Subscribe

After the Murder of a Chinese Official, Celebrations and Skepticism

By Lin Miaoyin
New Tang Dynasty TV
Created: December 20, 2012 Last Updated: December 22, 2012
Related articles: China » Society
Print E-mail to a friend Give feedback

The body of He Bin, a Chinese official from Liuzhou City, Guangxi Province, is examined by a medical worker. He Bin was killed by a petitioner recently who stabbed him and detonated a homemade explosive device. (Weibo.com)

The body of He Bin, a Chinese official from Liuzhou City, Guangxi Province, is examined by a medical worker. He Bin was killed by a petitioner recently who stabbed him and detonated a homemade explosive device. (Weibo.com)

When a high level official in Guangxi Province was murdered outside his home by a petitioner on Dec. 13, Chinese social networking sites reacted to the official accounts with skepticism and scorn, while some called for the killing of more Communist Party officials.

Official reports in Communist Party-controlled newspapers attributed the stabbing death of He Bin, the chief of the Liuzhou City Planning Bureau, to a robbery attempt gone wrong, when there were microblog postings suggesting that a petitioner allegedly murdered him, according to the Southern Daily newspaper.

He Bin was stabbed repeatedly by petitioner Luo Haomin, who followed him home. During the stabbing, Luo detonated a homemade explosive device, killing He Bin and injuring He Bin’s wife.

Numerous Chinese netizens, suspicious of Communist Party-controlled media, questioned the police’s official account of the murder that it was a robbery gone awry.

Some asked, “Who would carry explosives to rob someone?” and suggested revenge was the motive of the killing. “It must be revenge; the killer wanted to die together with him,” one said. 

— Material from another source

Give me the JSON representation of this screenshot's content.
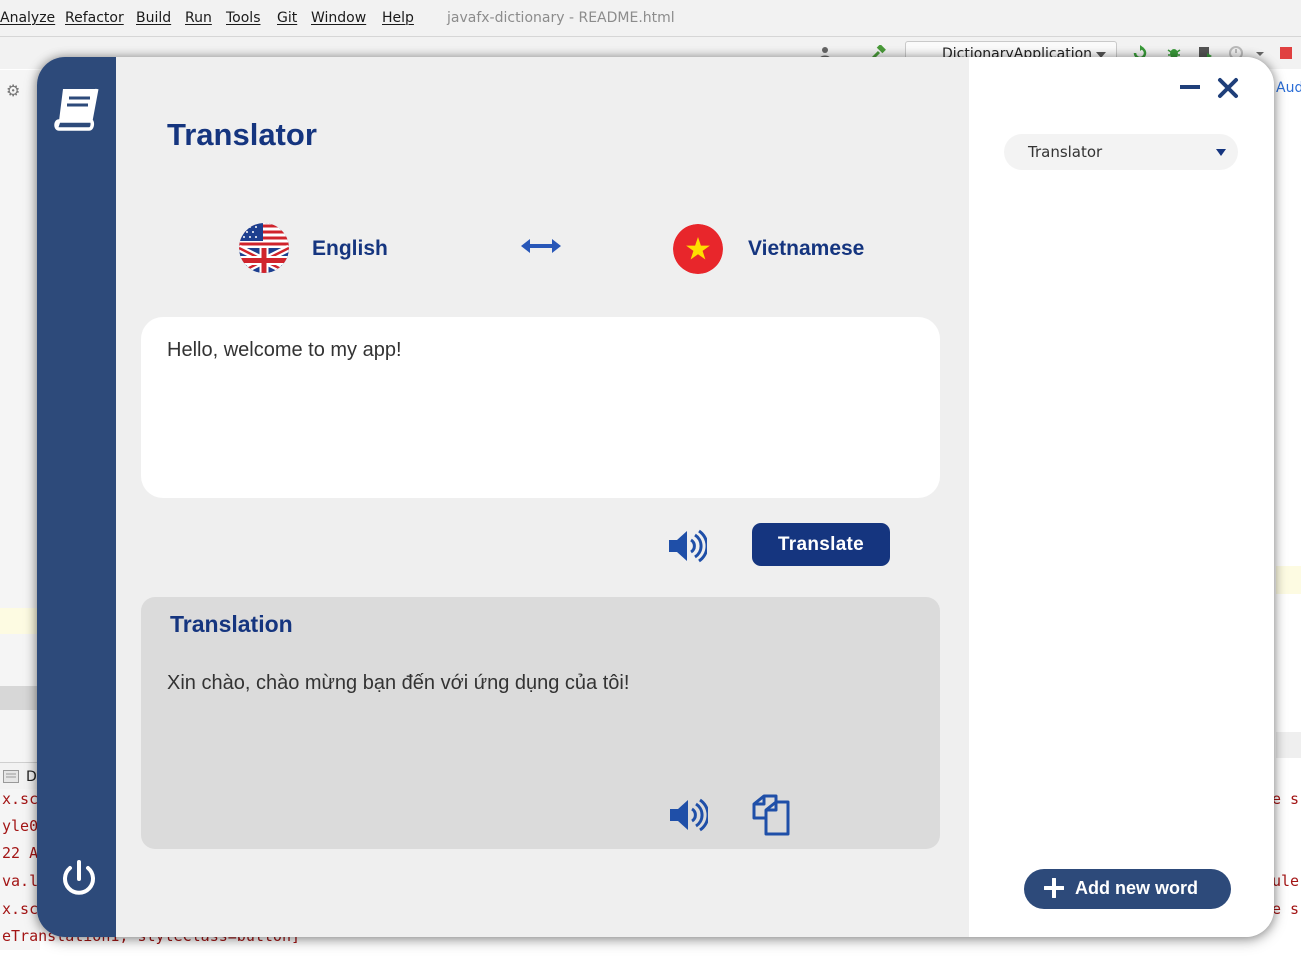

Earlier this week, the murder attracted more than 60,000 comments on social media sites only in 10 hours. Many netizens celebrated the death of the official and even sent out congratulatory messages to the killer.

Others suspected that corruption was behind the He’s attack and advocated the murder of more Communist Party officials. 

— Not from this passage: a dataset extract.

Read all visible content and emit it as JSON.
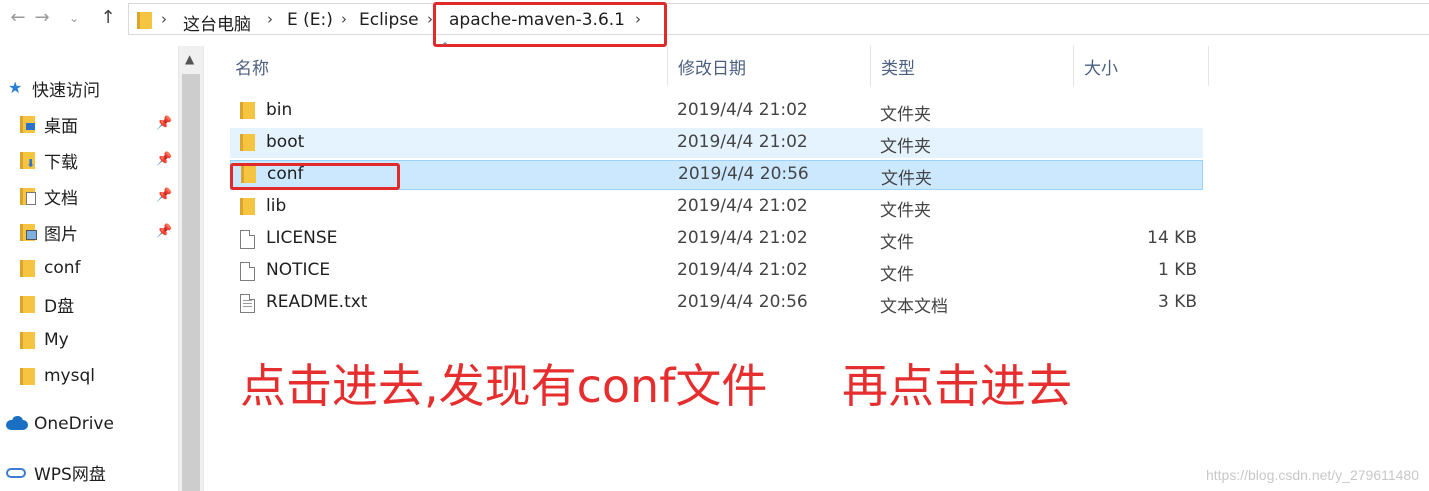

Posts such as “kill all the officials … believe me, none of them are innocent,” and “Good job. Why not kill the head of the housing department as well?” were quickly removed by censors, said the Liuzhou Laowai blog

Read the original Chinese article. 

chinareports@epochtimes.com

The Epoch Times publishes in 35 countries and in 20 languages. Subscribe to our e-newsletter.




GET THE FREE DAILY E-NEWSLETTER


Selected Topics from The Epoch Times

Daniel Craig, Contributor